(Beginning of SOURCE RECORDS)

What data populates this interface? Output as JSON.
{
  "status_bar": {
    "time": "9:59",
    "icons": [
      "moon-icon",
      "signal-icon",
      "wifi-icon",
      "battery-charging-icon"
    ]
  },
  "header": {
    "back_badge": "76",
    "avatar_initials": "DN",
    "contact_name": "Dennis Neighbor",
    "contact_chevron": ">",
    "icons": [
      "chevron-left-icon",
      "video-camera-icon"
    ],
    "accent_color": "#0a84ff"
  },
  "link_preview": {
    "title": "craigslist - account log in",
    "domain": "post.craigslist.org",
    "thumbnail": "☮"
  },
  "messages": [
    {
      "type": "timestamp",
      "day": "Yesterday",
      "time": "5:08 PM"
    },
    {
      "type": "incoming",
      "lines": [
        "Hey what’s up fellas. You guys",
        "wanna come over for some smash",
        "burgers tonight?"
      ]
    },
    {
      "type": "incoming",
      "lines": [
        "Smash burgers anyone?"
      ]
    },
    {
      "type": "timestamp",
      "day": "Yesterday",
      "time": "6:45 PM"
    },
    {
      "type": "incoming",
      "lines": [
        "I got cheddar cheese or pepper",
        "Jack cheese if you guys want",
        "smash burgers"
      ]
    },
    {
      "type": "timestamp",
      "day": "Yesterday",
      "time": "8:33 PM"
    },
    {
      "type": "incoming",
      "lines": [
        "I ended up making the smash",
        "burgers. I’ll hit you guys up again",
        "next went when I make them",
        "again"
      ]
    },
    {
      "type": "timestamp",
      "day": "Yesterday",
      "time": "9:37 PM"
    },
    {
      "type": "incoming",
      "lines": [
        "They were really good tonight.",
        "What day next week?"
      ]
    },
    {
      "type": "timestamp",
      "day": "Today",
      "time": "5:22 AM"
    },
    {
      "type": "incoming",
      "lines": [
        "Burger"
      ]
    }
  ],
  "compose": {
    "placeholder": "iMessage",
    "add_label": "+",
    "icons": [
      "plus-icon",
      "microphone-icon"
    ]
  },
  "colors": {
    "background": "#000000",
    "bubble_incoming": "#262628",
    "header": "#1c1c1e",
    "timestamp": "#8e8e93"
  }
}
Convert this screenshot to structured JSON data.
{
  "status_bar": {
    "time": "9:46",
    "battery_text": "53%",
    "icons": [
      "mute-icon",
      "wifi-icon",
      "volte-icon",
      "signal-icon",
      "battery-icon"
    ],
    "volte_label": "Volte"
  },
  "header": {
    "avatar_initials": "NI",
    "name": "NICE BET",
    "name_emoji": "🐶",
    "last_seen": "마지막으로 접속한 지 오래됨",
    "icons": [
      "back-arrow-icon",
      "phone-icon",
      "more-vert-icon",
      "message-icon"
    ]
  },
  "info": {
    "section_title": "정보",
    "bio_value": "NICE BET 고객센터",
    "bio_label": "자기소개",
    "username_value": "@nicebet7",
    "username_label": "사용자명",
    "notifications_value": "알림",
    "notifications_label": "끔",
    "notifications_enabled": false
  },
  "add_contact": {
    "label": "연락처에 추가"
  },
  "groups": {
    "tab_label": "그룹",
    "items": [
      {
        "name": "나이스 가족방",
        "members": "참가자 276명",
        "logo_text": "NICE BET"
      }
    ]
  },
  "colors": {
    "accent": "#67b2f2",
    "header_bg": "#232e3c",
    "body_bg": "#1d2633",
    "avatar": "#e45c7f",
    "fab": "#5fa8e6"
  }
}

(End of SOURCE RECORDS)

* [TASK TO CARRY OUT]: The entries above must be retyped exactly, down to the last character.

* [WRITTEN REPLY]:
What data populates this interface? Output as JSON.
{
  "status_bar": {
    "time": "9:59",
    "icons": [
      "moon-icon",
      "signal-icon",
      "wifi-icon",
      "battery-charging-icon"
    ]
  },
  "header": {
    "back_badge": "76",
    "avatar_initials": "DN",
    "contact_name": "Dennis Neighbor",
    "contact_chevron": ">",
    "icons": [
      "chevron-left-icon",
      "video-camera-icon"
    ],
    "accent_color": "#0a84ff"
  },
  "link_preview": {
    "title": "craigslist - account log in",
    "domain": "post.craigslist.org",
    "thumbnail": "☮"
  },
  "messages": [
    {
      "type": "timestamp",
      "day": "Yesterday",
      "time": "5:08 PM"
    },
    {
      "type": "incoming",
      "lines": [
        "Hey what’s up fellas. You guys",
        "wanna come over for some smash",
        "burgers tonight?"
      ]
    },
    {
      "type": "incoming",
      "lines": [
        "Smash burgers anyone?"
      ]
    },
    {
      "type": "timestamp",
      "day": "Yesterday",
      "time": "6:45 PM"
    },
    {
      "type": "incoming",
      "lines": [
        "I got cheddar cheese or pepper",
        "Jack cheese if you guys want",
        "smash burgers"
      ]
    },
    {
      "type": "timestamp",
      "day": "Yesterday",
      "time": "8:33 PM"
    },
    {
      "type": "incoming",
      "lines": [
        "I ended up making the smash",
        "burgers. I’ll hit you guys up again",
        "next went when I make them",
        "again"
      ]
    },
    {
      "type": "timestamp",
      "day": "Yesterday",
      "time": "9:37 PM"
    },
    {
      "type": "incoming",
      "lines": [
        "They were really good tonight.",
        "What day next week?"
      ]
    },
    {
      "type": "timestamp",
      "day": "Today",
      "time": "5:22 AM"
    },
    {
      "type": "incoming",
      "lines": [
        "Burger"
      ]
    }
  ],
  "compose": {
    "placeholder": "iMessage",
    "add_label": "+",
    "icons": [
      "plus-icon",
      "microphone-icon"
    ]
  },
  "colors": {
    "background": "#000000",
    "bubble_incoming": "#262628",
    "header": "#1c1c1e",
    "timestamp": "#8e8e93"
  }
}
Convert this screenshot to structured JSON data.
{
  "status_bar": {
    "time": "9:46",
    "battery_text": "53%",
    "icons": [
      "mute-icon",
      "wifi-icon",
      "volte-icon",
      "signal-icon",
      "battery-icon"
    ],
    "volte_label": "Volte"
  },
  "header": {
    "avatar_initials": "NI",
    "name": "NICE BET",
    "name_emoji": "🐶",
    "last_seen": "마지막으로 접속한 지 오래됨",
    "icons": [
      "back-arrow-icon",
      "phone-icon",
      "more-vert-icon",
      "message-icon"
    ]
  },
  "info": {
    "section_title": "정보",
    "bio_value": "NICE BET 고객센터",
    "bio_label": "자기소개",
    "username_value": "@nicebet7",
    "username_label": "사용자명",
    "notifications_value": "알림",
    "notifications_label": "끔",
    "notifications_enabled": false
  },
  "add_contact": {
    "label": "연락처에 추가"
  },
  "groups": {
    "tab_label": "그룹",
    "items": [
      {
        "name": "나이스 가족방",
        "members": "참가자 276명",
        "logo_text": "NICE BET"
      }
    ]
  },
  "colors": {
    "accent": "#67b2f2",
    "header_bg": "#232e3c",
    "body_bg": "#1d2633",
    "avatar": "#e45c7f",
    "fab": "#5fa8e6"
  }
}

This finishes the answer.